Like it or not, smartphones have become an important part of clinicians’ professional lives, and that includes accessing secure hospital systems. Unfortunately, few of these devices meet even half of Meaningful Use or HIPAA requirements, according to ONCHIT.
While the BlackBerry and iPhone do a bit better, most mobile phones sold today meet no more than 40 percent of Meaningful Use Stage 2 or HIPAA standards, at least as they’re configured out of the box. When manually configured, iPhone and BlackBerry smartphones can reach only about 60 percent compliance, according to a piece in MobiHealthNews.
ONC has released these statistics ahead of planned guidance documents designed to help small- and mid-sized provider groups secure mobile devices on the healthcare grid. ONC plans to publish its guidance as a series of best practices documents next year.

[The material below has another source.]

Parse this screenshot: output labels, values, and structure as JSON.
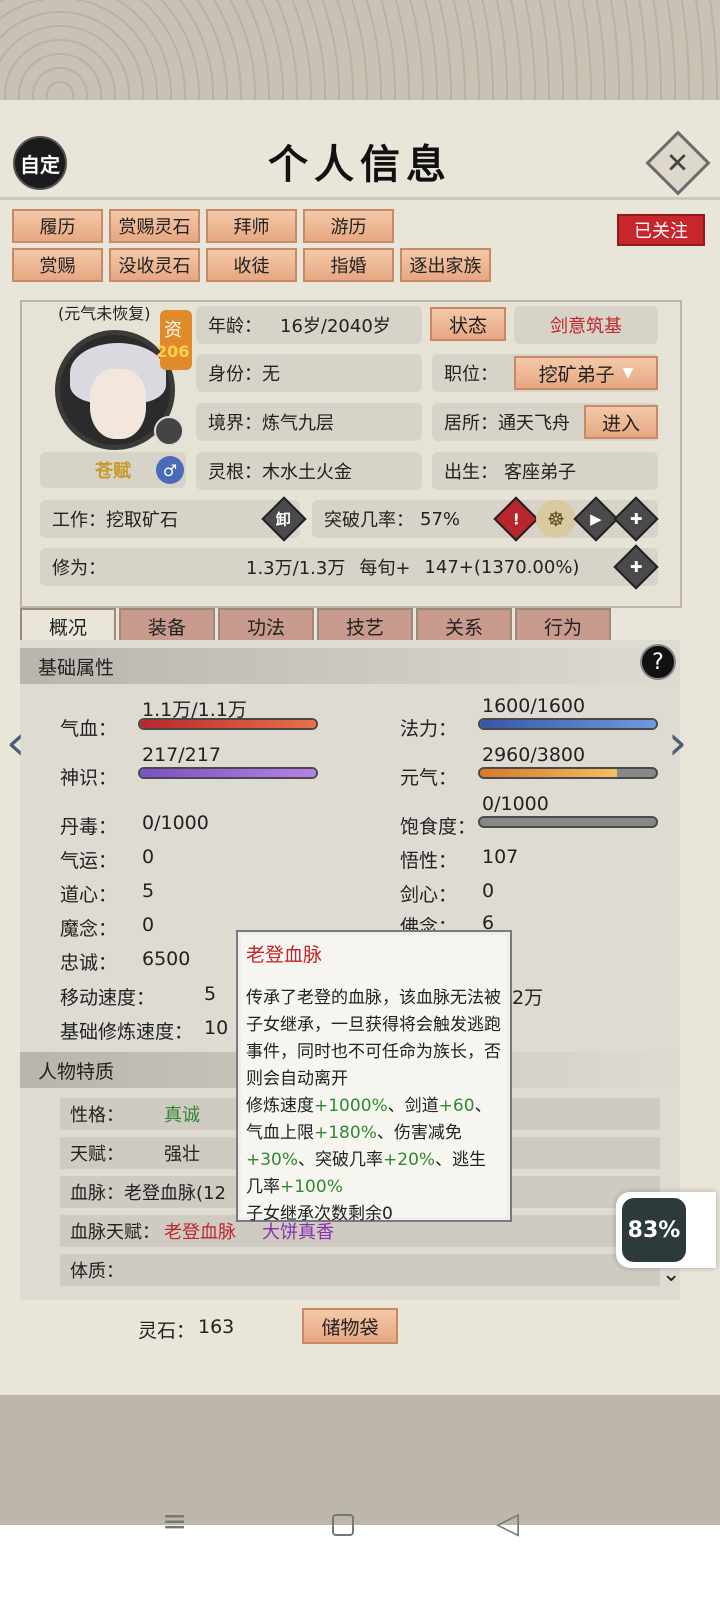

This is positive news. After all, making best practice models available — such as how to handle “BYOD” situations — is quite necessary. That being said, why must providers wait until late this year? I’d argue that providers need best practices for smartphone use immediately, not in several months.
HIT administrators need guidance not only for how to configure the devices adequately, but also how to tailor data delivery to the device’s small brain, how to make the devices uncrackable even if lost and what kind of health data UI works on a smartphone. (Technically, the latter isn’t a security concern, but I think we can all safely assume that if the UI is ugly, physicians will try to “break” it to their use or simply switch to a less secure device.)
Readers, have you had any security concerns arise specifically due to smartphone use? Do you think smartphones are as big of a security threat as tablets and laptops?